▶ EXERCISE BRIEF: Below are some records. Repeat exactly the lines from the one containing "Extract the structured" through the final line.

▶ DATA FOR REVIEW:
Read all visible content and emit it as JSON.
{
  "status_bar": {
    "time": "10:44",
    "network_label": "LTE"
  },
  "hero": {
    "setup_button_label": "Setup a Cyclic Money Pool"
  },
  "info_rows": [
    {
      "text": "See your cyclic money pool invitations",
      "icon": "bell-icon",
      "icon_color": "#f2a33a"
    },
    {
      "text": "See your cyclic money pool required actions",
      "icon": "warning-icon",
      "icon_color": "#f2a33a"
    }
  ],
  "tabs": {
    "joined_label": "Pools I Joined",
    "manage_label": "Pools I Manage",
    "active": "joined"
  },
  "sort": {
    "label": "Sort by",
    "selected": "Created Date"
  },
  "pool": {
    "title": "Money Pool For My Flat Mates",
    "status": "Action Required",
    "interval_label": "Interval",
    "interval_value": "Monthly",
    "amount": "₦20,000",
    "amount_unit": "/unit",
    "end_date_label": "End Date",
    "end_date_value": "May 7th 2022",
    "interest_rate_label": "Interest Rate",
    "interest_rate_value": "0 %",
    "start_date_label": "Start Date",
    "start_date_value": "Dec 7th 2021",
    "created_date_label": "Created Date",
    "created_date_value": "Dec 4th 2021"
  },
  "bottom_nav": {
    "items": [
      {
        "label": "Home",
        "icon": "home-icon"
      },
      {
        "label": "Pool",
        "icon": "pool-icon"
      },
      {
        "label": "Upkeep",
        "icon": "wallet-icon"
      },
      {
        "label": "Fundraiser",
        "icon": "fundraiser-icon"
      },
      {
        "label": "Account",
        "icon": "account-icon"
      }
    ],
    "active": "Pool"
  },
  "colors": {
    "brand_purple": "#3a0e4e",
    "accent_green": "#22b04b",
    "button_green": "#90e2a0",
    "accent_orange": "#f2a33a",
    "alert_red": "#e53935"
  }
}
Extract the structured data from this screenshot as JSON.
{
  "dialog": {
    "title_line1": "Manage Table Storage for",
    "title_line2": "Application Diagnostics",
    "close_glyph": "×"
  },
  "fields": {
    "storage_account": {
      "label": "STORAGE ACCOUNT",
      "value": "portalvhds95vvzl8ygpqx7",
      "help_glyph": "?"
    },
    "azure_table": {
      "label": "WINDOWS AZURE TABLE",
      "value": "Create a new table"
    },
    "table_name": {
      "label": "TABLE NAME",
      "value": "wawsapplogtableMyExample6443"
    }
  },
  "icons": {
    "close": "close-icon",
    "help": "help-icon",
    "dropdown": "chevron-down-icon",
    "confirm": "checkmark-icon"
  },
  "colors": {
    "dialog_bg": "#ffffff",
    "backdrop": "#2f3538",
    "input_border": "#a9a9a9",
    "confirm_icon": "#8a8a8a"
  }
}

▶ ANSWER AREA:
Extract the structured data from this screenshot as JSON.
{
  "dialog": {
    "title_line1": "Manage Table Storage for",
    "title_line2": "Application Diagnostics",
    "close_glyph": "×"
  },
  "fields": {
    "storage_account": {
      "label": "STORAGE ACCOUNT",
      "value": "portalvhds95vvzl8ygpqx7",
      "help_glyph": "?"
    },
    "azure_table": {
      "label": "WINDOWS AZURE TABLE",
      "value": "Create a new table"
    },
    "table_name": {
      "label": "TABLE NAME",
      "value": "wawsapplogtableMyExample6443"
    }
  },
  "icons": {
    "close": "close-icon",
    "help": "help-icon",
    "dropdown": "chevron-down-icon",
    "confirm": "checkmark-icon"
  },
  "colors": {
    "dialog_bg": "#ffffff",
    "backdrop": "#2f3538",
    "input_border": "#a9a9a9",
    "confirm_icon": "#8a8a8a"
  }
}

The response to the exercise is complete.